Sphyrna Mokarran

Approximately 10-20 feet long, averages over 500 pounds

Temperate and topical waters in the Atlantic, Pacific and Indian Oceans and the Mediterranean and Black Seas

Small fish, small crustaceans, and squid. They obtain water from their food.

The head is rounded on juvenile hammerhead sharks.  As they mature, the head “flattens” creating a rectangular shape.

Ocean Realm - Adventure Zone A

Great Hammerhead Shark

Adventure Aquarium has the distinction of being the only aquarium in the United States with a great hammerhead shark on exhibit. Visit our 760,000 gallon Ocean Realm Exhibit and you will have the unique and rare opportunity to come face to face with this majestic animal.

There are nine different species of them in the world, and the great hammerhead is the biggest.  While our great hammerheads is about 7 feet long, the largest great hammerheads on record were 20 feet long and over 950 lbs.

Check out some other cool facts about this truly amazing creature:

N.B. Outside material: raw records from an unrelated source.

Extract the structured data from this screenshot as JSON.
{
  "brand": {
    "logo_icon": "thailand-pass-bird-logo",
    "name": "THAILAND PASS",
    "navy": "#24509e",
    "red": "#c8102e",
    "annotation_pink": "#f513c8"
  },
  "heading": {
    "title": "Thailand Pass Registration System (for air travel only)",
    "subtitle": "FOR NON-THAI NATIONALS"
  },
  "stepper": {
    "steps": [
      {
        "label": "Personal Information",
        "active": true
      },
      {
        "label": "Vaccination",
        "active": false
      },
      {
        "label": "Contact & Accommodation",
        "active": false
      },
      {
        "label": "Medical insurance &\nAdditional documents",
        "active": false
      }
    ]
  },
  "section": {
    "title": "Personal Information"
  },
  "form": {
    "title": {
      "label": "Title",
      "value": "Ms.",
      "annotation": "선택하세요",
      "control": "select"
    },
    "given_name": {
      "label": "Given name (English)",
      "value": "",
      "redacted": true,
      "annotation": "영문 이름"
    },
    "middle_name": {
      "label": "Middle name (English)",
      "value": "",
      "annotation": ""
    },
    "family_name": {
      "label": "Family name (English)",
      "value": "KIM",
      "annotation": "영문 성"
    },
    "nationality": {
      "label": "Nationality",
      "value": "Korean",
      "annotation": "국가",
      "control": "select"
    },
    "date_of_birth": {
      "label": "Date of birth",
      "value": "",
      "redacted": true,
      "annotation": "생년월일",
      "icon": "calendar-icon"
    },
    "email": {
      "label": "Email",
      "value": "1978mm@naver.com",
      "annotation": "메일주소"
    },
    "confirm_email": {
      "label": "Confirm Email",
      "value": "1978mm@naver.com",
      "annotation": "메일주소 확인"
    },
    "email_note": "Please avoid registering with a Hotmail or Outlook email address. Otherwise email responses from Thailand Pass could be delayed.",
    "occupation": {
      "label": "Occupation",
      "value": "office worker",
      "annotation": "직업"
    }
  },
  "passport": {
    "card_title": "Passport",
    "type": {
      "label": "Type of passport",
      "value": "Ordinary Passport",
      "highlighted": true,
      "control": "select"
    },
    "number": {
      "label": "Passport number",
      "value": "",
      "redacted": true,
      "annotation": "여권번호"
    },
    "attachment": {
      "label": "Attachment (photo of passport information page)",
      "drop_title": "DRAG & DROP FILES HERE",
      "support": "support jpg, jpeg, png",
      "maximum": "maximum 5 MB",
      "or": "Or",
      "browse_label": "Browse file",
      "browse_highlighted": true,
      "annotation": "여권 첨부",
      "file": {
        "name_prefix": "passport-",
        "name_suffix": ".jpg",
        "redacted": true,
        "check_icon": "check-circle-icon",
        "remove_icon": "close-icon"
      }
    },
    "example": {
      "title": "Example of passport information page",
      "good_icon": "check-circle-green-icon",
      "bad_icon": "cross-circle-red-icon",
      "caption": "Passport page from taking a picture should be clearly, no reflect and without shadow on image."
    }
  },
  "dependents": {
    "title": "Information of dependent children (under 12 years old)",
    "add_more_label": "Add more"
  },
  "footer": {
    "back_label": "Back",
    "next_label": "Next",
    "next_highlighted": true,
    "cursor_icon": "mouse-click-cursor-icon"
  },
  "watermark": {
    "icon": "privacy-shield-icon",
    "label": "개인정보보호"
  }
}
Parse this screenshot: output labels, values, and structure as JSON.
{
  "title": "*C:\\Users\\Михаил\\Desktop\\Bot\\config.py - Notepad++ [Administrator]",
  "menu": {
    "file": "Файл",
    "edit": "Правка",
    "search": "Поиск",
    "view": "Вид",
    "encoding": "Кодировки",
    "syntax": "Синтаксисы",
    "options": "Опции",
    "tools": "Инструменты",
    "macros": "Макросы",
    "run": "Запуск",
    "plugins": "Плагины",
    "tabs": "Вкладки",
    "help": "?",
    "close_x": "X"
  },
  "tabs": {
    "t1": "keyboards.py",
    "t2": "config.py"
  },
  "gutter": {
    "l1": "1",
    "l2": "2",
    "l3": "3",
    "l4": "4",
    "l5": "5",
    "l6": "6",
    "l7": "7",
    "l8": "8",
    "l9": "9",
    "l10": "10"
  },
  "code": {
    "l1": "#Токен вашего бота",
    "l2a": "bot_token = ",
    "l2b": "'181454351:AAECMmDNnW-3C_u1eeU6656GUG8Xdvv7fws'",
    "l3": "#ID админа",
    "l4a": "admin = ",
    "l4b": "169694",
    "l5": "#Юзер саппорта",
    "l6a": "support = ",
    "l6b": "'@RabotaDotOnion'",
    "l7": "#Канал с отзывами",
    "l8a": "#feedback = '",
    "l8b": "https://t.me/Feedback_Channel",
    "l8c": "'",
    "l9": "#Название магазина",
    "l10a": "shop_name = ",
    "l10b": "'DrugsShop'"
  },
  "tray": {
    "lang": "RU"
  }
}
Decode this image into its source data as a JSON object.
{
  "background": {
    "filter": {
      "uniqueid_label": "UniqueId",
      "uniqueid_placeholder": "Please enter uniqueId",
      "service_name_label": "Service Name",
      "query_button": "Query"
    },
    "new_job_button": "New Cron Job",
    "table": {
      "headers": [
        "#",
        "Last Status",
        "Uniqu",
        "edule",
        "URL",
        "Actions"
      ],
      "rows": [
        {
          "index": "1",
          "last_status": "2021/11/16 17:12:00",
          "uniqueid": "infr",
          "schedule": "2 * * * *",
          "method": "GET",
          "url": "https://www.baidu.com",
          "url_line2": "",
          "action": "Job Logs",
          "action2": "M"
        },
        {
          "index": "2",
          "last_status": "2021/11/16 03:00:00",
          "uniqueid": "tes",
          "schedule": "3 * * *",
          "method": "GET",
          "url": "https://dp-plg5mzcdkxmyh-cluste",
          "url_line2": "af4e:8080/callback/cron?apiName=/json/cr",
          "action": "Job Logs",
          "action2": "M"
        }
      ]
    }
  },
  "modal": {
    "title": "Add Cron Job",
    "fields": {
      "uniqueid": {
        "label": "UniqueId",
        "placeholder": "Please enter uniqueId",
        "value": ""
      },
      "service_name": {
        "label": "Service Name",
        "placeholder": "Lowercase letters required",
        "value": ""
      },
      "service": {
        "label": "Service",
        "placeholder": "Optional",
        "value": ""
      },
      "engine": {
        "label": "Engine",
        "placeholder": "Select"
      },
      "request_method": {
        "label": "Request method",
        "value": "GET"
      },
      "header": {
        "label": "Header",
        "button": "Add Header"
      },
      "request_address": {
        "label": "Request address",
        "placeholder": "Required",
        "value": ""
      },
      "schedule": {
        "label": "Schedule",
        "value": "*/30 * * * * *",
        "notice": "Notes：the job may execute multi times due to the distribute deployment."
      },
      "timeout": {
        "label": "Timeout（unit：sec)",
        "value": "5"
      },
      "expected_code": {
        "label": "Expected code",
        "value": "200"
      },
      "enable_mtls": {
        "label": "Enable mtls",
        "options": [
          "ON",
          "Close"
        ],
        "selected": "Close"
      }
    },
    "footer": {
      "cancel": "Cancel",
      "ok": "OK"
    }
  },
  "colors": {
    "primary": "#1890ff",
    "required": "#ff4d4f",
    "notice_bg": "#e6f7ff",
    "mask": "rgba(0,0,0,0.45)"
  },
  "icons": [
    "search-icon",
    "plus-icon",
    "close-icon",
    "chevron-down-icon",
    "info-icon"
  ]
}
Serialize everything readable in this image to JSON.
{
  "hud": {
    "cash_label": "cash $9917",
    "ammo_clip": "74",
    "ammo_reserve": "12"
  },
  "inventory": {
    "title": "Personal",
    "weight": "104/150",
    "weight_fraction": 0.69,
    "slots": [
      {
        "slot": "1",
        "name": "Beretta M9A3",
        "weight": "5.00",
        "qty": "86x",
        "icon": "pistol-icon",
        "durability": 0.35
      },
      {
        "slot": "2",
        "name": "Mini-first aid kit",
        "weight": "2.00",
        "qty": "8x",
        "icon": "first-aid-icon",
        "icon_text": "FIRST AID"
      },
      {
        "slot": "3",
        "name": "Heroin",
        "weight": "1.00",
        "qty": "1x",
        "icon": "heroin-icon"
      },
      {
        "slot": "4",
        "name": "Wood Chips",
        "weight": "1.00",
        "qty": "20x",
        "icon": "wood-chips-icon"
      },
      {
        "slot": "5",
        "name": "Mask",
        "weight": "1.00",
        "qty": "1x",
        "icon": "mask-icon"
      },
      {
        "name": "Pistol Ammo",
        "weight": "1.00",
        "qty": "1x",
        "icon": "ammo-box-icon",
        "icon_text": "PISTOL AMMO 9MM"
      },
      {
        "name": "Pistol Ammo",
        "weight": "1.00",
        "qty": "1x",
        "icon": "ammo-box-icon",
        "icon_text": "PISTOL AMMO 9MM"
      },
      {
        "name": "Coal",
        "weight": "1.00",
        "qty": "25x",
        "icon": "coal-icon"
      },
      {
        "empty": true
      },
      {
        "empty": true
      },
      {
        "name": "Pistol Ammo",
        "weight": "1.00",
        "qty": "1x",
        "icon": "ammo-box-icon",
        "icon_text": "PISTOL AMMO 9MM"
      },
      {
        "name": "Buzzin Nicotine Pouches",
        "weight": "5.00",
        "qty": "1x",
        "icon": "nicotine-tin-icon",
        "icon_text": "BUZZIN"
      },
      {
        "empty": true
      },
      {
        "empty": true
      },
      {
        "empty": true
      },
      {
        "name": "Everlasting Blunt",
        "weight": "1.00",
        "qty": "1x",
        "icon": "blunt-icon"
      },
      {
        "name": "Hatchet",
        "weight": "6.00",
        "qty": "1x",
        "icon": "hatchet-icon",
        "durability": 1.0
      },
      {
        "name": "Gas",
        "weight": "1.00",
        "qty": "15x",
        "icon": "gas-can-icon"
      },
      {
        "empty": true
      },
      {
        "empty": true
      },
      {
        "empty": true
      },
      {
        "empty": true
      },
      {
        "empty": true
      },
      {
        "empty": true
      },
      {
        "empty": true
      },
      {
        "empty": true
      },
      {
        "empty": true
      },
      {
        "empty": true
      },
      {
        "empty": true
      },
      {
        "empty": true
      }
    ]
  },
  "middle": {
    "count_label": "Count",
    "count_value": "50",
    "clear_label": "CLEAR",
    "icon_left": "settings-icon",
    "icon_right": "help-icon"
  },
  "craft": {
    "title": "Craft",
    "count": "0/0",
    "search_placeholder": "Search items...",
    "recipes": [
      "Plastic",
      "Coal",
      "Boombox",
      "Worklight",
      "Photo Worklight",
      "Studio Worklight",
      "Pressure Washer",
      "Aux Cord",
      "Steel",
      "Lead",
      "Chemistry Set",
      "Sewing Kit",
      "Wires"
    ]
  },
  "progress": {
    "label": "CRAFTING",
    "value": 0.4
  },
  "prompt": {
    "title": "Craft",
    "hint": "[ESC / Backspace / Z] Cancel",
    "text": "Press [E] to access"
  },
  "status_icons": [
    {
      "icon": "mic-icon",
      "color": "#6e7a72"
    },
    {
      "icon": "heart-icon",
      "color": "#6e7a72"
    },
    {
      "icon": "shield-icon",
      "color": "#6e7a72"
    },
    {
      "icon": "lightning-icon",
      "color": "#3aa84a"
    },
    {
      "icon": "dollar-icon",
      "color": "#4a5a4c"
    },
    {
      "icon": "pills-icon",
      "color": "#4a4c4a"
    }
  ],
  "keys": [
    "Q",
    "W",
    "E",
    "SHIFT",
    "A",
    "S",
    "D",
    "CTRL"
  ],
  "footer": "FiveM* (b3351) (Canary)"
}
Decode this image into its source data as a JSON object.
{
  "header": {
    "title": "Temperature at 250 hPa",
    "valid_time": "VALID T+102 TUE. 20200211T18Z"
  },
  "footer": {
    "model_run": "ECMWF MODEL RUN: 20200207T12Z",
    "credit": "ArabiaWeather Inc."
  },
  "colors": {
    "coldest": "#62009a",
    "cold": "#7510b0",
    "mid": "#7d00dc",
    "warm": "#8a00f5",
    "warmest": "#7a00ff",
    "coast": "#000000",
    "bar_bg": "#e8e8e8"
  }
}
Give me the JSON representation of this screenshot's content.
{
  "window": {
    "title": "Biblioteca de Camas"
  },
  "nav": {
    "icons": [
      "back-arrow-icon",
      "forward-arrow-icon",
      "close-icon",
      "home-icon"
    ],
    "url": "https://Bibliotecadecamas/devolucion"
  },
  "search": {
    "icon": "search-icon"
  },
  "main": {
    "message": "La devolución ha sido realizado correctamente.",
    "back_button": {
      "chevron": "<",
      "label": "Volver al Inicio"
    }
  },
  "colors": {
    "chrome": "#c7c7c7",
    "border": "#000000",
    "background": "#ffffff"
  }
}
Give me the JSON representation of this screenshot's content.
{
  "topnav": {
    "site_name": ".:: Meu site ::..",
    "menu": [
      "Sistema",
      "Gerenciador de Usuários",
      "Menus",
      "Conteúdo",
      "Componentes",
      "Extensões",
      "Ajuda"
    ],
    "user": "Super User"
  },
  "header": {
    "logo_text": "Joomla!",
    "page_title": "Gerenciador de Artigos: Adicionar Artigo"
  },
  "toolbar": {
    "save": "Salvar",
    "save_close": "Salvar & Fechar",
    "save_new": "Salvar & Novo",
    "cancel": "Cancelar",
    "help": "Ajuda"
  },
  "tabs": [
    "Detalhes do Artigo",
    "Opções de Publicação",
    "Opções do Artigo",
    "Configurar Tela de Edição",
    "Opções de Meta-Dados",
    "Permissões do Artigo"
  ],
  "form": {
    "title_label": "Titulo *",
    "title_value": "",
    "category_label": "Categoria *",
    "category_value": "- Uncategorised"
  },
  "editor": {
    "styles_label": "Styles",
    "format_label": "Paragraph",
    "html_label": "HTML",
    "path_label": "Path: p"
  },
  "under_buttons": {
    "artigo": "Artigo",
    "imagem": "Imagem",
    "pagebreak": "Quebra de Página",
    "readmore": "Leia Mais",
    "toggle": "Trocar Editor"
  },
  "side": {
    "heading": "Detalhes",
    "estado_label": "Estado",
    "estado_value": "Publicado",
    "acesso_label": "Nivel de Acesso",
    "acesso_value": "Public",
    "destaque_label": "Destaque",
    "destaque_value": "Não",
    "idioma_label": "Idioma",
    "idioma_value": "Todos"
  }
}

    • The head is rounded on juvenile hammerhead sharks.  As they mature, the head “flattens” creating a rectangular shape. The common name is derived from the hammer shape of the shark’s head.  The eyes and nostrils are located on the far sides of the head.
    • Hammerhead Sharks move their head from side to side when swimming.  It is thought this helps with stability.
    • Scientists also think that their uniquely shaped head provides lift, just like the wing of an airplane, which helps hammerheads swim more easily.
    • It is thought the wide separation of the eyes gives it a wider field of vision, making it easier for the hammerhead to hunt for food.
    • Hammerheads hunt mainly at dusk for sting rays, bony fish and crustaceans.  It is one of the only species of sharks who hunt in groups.
    • Hammerheads eat a variety of smaller sharks, bony fish, and crustaceans.
    • Hammerheads will hunt mainly at dusk and are one of the only species of sharks who hunt in groups.
    • They have a group of sensory organs in front of head called the ampullae of Lorenzini, which allows sharks to detect electric fields in the water.  With this sense, the sharks can detect weak electrical emissions from other sea life.